“We couldn’t retrieve the bodies of our men or ruck sacks and when we brought air strikes, jets dropped napalm and explosives that destroyed everything that was there.”

“I definitely will take R&R, I don’t care where so long as I get a rest, which I need so badly, soon. I’ll let you know exact date.”

“If Dad calls, tell him I got too close to being dead but I’m O.K. I was real lucky. I’ll write again soon.”

The above are excerpts from letters written 43 years ago in Vietnam by Army Sgt. Steve Flaherty to his mother.

His mother, however, never received the letters as those and other letters he had written to her and loved ones back home — and which he carried with him — were taken from him by Vietnamese forces when he was killed in action on March 25, 1969. Other excerpts of those letters were used in propaganda broadcasts by Vietnamese forces during the war.

According to the Department of Defense, a Vietnamese Senior Colonel Nguyen Phu Dat saved the letters and, following the war, “the colonel contemplated how to return them to Flaherty’s family, but there was no way.”
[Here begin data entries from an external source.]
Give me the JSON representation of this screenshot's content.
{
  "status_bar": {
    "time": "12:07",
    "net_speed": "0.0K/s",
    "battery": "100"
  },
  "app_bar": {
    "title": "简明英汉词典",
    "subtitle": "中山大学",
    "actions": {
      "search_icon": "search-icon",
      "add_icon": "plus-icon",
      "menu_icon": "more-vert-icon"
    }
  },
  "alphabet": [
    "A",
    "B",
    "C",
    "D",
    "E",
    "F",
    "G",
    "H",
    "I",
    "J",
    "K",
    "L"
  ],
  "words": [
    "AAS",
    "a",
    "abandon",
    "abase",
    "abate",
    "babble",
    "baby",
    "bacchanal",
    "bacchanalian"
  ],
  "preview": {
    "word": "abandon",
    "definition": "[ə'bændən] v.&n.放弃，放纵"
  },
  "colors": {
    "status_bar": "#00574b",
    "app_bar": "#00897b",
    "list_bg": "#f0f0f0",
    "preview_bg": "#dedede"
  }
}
But today, during a historic visit by U.S. Defense Secretary Leon E. Panetta to Hanoi, he accepted the letters from Vietnamese Defense Minister Phung Quang Thanh. In return, Panetta returned “artifacts” taken from Vietnamese soldiers during the war.

Among the “artifacts,” a diary kept by Vietnamese soldier Vu Dinh Doan in 1966.

The American Forces Press Service:

These are more than artifacts, they are voices from the grave, and they will now speak to the families of these fallen men.

Doan and Flaherty carried these items through the combat and heat and pain of the Vietnam War. They put their thoughts, feelings and experiences in these missives.

These two men were enemies. Yet today, their stories are intertwined and their words are helping to bind the two nations together.

To read more excerpts from Flaherty’s letters, please click here, and to read how Flaherty’s letters and Vu Dinh Doan’s diary became part of this historic “artifacts exchange,” and how this exchange may help cement ties between the U.S. and Vietnam, please click here.

Top Image: U.S. Defense Secretary Leon E. Panetta accepts letters from Vietnamese Defense Secretary Phung Quang Thanh, in Hanoi, Vietnam, June 4, 2012 U.S. Department of Defense

Second Image: A member of the Office of the Secretary of Defense looks through the diary of a Vietnamese soldier from the Vietnam War while visiting Hanoi, Vietnam, June 4, 2012. U.S. Department of Defense